I cannot really find a good explanation in English, as I think there isn't a corresponding word. The word "jo" is used to give a statement extra strength, like "det var jo det jeg sagde!", which means "that's what I told you!", with extra emphasis on 'told'.
'Jamen' is a "filler" word used mostly in spoken Danish. Frequently, when a person is asked a question, he or she - in order to win time to think - starts his/her answer with 'jamen'. 'Jamen' - directly translated - consists of two words put together: 'ja' (yes) and 'men' (but). However, it doesn't actually mean anything.

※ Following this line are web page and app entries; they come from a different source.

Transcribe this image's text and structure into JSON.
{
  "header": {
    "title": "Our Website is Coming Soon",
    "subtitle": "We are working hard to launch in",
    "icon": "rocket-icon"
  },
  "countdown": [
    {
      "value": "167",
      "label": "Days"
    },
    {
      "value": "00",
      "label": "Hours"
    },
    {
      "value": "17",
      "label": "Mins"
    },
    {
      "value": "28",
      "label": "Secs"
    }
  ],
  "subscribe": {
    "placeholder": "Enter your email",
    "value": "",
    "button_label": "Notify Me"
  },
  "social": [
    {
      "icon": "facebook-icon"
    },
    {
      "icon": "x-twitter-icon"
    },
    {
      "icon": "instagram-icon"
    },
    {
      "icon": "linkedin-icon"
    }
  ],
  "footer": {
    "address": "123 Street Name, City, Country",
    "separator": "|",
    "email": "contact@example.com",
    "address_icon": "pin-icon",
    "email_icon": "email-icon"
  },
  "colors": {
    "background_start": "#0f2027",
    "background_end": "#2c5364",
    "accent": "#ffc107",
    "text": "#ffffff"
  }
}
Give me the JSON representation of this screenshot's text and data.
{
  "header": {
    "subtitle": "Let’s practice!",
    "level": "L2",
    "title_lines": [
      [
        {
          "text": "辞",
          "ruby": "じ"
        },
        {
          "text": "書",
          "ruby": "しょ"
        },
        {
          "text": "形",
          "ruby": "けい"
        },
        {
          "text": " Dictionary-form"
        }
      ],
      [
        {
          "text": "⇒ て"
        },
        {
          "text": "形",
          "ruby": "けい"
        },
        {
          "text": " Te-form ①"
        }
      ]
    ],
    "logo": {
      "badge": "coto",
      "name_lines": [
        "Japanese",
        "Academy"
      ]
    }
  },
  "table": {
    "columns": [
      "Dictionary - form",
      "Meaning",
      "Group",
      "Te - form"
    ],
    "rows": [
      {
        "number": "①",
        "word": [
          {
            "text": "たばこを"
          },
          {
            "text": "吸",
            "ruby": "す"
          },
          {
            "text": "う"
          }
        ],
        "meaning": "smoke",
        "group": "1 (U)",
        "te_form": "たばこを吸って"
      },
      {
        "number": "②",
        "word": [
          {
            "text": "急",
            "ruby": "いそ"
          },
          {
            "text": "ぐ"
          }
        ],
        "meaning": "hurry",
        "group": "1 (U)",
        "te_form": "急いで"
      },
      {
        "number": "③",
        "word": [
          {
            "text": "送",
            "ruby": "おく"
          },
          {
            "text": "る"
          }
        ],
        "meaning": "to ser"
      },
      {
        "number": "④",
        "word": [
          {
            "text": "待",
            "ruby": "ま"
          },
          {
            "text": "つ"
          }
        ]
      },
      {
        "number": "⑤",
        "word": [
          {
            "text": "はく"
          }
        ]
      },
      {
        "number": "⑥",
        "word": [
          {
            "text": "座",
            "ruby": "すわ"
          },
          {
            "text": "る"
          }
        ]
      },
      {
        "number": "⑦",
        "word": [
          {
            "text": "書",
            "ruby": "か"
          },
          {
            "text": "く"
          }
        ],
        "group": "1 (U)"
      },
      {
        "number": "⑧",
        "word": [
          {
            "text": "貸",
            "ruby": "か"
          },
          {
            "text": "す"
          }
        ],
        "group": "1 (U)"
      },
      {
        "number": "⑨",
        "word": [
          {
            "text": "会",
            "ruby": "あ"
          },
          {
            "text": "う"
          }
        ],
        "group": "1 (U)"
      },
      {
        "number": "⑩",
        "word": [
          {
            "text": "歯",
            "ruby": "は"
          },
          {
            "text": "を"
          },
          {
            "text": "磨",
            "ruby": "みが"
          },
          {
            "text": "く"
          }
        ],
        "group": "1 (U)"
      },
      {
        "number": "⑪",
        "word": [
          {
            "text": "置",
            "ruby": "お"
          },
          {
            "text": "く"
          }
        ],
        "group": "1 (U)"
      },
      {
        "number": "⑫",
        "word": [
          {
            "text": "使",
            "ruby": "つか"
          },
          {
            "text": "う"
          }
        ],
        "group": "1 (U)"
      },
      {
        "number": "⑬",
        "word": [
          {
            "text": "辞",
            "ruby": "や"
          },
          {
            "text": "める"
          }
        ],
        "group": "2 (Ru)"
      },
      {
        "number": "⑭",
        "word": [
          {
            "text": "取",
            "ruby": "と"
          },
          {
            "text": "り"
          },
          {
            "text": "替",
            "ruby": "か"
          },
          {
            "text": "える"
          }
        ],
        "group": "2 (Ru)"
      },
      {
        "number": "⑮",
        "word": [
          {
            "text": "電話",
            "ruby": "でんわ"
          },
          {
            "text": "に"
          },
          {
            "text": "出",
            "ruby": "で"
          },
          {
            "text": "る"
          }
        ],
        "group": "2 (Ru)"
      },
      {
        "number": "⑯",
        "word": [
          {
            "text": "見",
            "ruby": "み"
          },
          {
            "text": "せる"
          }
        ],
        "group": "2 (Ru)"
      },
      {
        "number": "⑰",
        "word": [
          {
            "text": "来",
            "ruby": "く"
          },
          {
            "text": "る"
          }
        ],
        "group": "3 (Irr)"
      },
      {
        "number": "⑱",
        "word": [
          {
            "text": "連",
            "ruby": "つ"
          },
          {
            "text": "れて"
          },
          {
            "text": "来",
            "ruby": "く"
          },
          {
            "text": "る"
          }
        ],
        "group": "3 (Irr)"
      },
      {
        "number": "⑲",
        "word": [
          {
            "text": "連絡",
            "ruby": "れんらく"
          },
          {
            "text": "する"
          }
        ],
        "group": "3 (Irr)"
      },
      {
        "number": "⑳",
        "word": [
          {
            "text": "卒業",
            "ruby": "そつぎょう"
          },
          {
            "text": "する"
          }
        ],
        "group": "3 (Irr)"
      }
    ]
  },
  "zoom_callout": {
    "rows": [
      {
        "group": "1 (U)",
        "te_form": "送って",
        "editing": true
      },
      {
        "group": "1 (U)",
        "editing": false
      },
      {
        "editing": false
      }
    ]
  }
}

In written Danish, 'jamen' can be used in its actual meaning ("yes, but"): e.g.: "Jamen det var jo det jeg sagde!", meaning "(yes) but that's what I told you!" (wiht emphasis on 'told')